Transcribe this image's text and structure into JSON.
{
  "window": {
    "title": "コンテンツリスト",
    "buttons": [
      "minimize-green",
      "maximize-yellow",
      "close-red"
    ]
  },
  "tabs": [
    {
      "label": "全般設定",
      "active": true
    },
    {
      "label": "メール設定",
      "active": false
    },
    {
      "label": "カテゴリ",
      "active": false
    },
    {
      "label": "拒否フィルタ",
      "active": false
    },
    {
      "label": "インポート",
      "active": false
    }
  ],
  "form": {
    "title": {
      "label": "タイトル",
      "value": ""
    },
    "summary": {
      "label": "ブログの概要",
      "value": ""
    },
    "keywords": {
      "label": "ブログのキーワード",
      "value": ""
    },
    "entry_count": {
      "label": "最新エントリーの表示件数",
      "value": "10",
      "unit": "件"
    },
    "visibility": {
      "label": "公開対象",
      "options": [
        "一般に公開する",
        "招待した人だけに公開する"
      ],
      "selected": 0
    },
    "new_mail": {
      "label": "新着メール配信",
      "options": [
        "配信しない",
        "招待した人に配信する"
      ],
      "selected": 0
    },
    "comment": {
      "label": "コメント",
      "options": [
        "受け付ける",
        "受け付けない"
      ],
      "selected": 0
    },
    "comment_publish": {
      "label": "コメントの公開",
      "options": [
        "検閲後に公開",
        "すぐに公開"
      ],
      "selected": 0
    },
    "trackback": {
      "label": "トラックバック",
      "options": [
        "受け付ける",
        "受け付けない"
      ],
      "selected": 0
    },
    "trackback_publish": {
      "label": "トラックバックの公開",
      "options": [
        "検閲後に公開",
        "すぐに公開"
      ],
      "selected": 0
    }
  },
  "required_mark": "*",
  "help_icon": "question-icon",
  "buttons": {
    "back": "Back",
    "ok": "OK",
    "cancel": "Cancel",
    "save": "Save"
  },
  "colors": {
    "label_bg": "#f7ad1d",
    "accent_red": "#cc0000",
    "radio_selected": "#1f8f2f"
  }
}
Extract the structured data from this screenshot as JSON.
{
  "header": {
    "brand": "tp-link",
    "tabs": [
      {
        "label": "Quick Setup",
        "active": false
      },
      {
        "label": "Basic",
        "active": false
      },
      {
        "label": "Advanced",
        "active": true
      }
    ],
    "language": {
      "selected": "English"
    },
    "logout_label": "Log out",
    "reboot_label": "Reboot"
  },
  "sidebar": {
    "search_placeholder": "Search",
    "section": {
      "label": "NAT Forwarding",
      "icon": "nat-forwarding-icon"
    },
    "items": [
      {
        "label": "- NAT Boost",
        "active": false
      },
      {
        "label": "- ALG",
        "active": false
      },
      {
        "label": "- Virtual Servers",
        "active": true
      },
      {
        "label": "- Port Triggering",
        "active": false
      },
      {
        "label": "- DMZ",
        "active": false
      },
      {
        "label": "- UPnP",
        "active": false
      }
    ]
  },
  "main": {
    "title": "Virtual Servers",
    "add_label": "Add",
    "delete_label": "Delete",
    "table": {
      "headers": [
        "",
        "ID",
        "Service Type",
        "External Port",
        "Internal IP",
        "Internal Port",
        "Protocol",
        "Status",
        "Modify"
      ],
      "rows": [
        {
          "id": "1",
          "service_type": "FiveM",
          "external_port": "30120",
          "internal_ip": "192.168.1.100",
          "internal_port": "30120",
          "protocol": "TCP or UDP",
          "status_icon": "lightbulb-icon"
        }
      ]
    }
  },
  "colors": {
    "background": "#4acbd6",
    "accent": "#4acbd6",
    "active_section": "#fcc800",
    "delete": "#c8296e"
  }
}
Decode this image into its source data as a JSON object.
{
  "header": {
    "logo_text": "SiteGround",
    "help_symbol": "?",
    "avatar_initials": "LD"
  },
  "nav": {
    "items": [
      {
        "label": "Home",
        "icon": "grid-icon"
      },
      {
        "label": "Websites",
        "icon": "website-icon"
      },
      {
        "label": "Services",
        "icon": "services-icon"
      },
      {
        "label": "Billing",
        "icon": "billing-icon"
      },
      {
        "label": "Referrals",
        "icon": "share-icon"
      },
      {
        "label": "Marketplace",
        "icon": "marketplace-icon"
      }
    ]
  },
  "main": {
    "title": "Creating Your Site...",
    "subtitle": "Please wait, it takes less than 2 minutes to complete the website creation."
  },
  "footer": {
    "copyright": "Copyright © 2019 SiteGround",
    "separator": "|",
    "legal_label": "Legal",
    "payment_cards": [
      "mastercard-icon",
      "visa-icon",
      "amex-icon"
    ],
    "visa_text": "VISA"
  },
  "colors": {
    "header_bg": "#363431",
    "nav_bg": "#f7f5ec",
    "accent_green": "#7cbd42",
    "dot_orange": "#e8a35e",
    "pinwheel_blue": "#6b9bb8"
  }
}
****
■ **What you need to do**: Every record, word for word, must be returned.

■ **Written solution**:
Transcribe this image's text and structure into JSON.
{
  "window": {
    "title": "コンテンツリスト",
    "buttons": [
      "minimize-green",
      "maximize-yellow",
      "close-red"
    ]
  },
  "tabs": [
    {
      "label": "全般設定",
      "active": true
    },
    {
      "label": "メール設定",
      "active": false
    },
    {
      "label": "カテゴリ",
      "active": false
    },
    {
      "label": "拒否フィルタ",
      "active": false
    },
    {
      "label": "インポート",
      "active": false
    }
  ],
  "form": {
    "title": {
      "label": "タイトル",
      "value": ""
    },
    "summary": {
      "label": "ブログの概要",
      "value": ""
    },
    "keywords": {
      "label": "ブログのキーワード",
      "value": ""
    },
    "entry_count": {
      "label": "最新エントリーの表示件数",
      "value": "10",
      "unit": "件"
    },
    "visibility": {
      "label": "公開対象",
      "options": [
        "一般に公開する",
        "招待した人だけに公開する"
      ],
      "selected": 0
    },
    "new_mail": {
      "label": "新着メール配信",
      "options": [
        "配信しない",
        "招待した人に配信する"
      ],
      "selected": 0
    },
    "comment": {
      "label": "コメント",
      "options": [
        "受け付ける",
        "受け付けない"
      ],
      "selected": 0
    },
    "comment_publish": {
      "label": "コメントの公開",
      "options": [
        "検閲後に公開",
        "すぐに公開"
      ],
      "selected": 0
    },
    "trackback": {
      "label": "トラックバック",
      "options": [
        "受け付ける",
        "受け付けない"
      ],
      "selected": 0
    },
    "trackback_publish": {
      "label": "トラックバックの公開",
      "options": [
        "検閲後に公開",
        "すぐに公開"
      ],
      "selected": 0
    }
  },
  "required_mark": "*",
  "help_icon": "question-icon",
  "buttons": {
    "back": "Back",
    "ok": "OK",
    "cancel": "Cancel",
    "save": "Save"
  },
  "colors": {
    "label_bg": "#f7ad1d",
    "accent_red": "#cc0000",
    "radio_selected": "#1f8f2f"
  }
}
Extract the structured data from this screenshot as JSON.
{
  "header": {
    "brand": "tp-link",
    "tabs": [
      {
        "label": "Quick Setup",
        "active": false
      },
      {
        "label": "Basic",
        "active": false
      },
      {
        "label": "Advanced",
        "active": true
      }
    ],
    "language": {
      "selected": "English"
    },
    "logout_label": "Log out",
    "reboot_label": "Reboot"
  },
  "sidebar": {
    "search_placeholder": "Search",
    "section": {
      "label": "NAT Forwarding",
      "icon": "nat-forwarding-icon"
    },
    "items": [
      {
        "label": "- NAT Boost",
        "active": false
      },
      {
        "label": "- ALG",
        "active": false
      },
      {
        "label": "- Virtual Servers",
        "active": true
      },
      {
        "label": "- Port Triggering",
        "active": false
      },
      {
        "label": "- DMZ",
        "active": false
      },
      {
        "label": "- UPnP",
        "active": false
      }
    ]
  },
  "main": {
    "title": "Virtual Servers",
    "add_label": "Add",
    "delete_label": "Delete",
    "table": {
      "headers": [
        "",
        "ID",
        "Service Type",
        "External Port",
        "Internal IP",
        "Internal Port",
        "Protocol",
        "Status",
        "Modify"
      ],
      "rows": [
        {
          "id": "1",
          "service_type": "FiveM",
          "external_port": "30120",
          "internal_ip": "192.168.1.100",
          "internal_port": "30120",
          "protocol": "TCP or UDP",
          "status_icon": "lightbulb-icon"
        }
      ]
    }
  },
  "colors": {
    "background": "#4acbd6",
    "accent": "#4acbd6",
    "active_section": "#fcc800",
    "delete": "#c8296e"
  }
}
Decode this image into its source data as a JSON object.
{
  "header": {
    "logo_text": "SiteGround",
    "help_symbol": "?",
    "avatar_initials": "LD"
  },
  "nav": {
    "items": [
      {
        "label": "Home",
        "icon": "grid-icon"
      },
      {
        "label": "Websites",
        "icon": "website-icon"
      },
      {
        "label": "Services",
        "icon": "services-icon"
      },
      {
        "label": "Billing",
        "icon": "billing-icon"
      },
      {
        "label": "Referrals",
        "icon": "share-icon"
      },
      {
        "label": "Marketplace",
        "icon": "marketplace-icon"
      }
    ]
  },
  "main": {
    "title": "Creating Your Site...",
    "subtitle": "Please wait, it takes less than 2 minutes to complete the website creation."
  },
  "footer": {
    "copyright": "Copyright © 2019 SiteGround",
    "separator": "|",
    "legal_label": "Legal",
    "payment_cards": [
      "mastercard-icon",
      "visa-icon",
      "amex-icon"
    ],
    "visa_text": "VISA"
  },
  "colors": {
    "header_bg": "#363431",
    "nav_bg": "#f7f5ec",
    "accent_green": "#7cbd42",
    "dot_orange": "#e8a35e",
    "pinwheel_blue": "#6b9bb8"
  }
}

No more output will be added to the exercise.